ASSIGNMENT: The answer must be every line below that holds the word "true".

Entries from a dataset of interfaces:
___
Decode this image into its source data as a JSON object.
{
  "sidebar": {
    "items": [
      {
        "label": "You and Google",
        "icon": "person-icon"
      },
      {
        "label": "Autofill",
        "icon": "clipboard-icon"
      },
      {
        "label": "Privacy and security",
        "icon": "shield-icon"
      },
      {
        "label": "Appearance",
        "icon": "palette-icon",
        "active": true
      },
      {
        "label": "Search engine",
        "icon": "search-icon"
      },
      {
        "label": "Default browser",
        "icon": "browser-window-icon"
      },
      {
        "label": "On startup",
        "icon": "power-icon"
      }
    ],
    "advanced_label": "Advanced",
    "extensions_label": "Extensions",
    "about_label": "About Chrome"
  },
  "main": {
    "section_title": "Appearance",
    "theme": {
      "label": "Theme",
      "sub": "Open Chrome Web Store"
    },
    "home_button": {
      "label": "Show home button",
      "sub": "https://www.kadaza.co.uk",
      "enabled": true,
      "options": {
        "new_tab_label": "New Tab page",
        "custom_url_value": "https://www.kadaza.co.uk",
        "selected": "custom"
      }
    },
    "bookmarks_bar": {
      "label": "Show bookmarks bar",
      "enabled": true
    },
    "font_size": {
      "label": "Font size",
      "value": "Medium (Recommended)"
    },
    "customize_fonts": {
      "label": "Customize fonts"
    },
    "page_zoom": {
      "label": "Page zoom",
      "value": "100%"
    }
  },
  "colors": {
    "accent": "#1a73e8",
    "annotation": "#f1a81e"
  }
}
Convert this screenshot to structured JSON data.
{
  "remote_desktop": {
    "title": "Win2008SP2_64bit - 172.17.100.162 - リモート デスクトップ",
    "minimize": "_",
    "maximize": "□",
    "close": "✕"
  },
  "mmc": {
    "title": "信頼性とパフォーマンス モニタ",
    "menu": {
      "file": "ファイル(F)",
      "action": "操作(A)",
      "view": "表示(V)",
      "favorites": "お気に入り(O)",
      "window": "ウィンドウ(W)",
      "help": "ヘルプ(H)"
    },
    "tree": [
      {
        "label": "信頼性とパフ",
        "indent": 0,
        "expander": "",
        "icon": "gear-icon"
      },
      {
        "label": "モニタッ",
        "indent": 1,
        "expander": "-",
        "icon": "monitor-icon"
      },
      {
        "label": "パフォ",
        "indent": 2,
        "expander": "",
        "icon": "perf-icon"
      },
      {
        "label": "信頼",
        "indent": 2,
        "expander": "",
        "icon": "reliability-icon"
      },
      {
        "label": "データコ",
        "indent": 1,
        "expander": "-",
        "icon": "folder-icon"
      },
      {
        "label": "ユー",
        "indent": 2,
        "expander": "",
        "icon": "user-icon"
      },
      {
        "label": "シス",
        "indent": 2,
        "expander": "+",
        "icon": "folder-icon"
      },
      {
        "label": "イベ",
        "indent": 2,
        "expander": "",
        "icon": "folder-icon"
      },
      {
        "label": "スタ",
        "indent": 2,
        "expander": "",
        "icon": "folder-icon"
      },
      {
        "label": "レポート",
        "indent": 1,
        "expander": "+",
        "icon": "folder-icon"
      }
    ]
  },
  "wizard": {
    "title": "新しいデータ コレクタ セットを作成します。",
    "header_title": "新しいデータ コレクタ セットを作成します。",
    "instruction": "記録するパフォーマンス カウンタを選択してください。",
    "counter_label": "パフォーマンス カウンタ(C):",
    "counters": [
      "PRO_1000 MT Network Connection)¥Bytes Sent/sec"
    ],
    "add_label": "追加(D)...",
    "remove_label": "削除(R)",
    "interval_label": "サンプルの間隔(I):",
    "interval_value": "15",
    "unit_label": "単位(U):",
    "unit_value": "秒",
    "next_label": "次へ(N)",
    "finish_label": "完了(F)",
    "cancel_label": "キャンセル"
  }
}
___
ANSWER TO THE EXERCISE:
        "active": true
      "enabled": true,
      "enabled": true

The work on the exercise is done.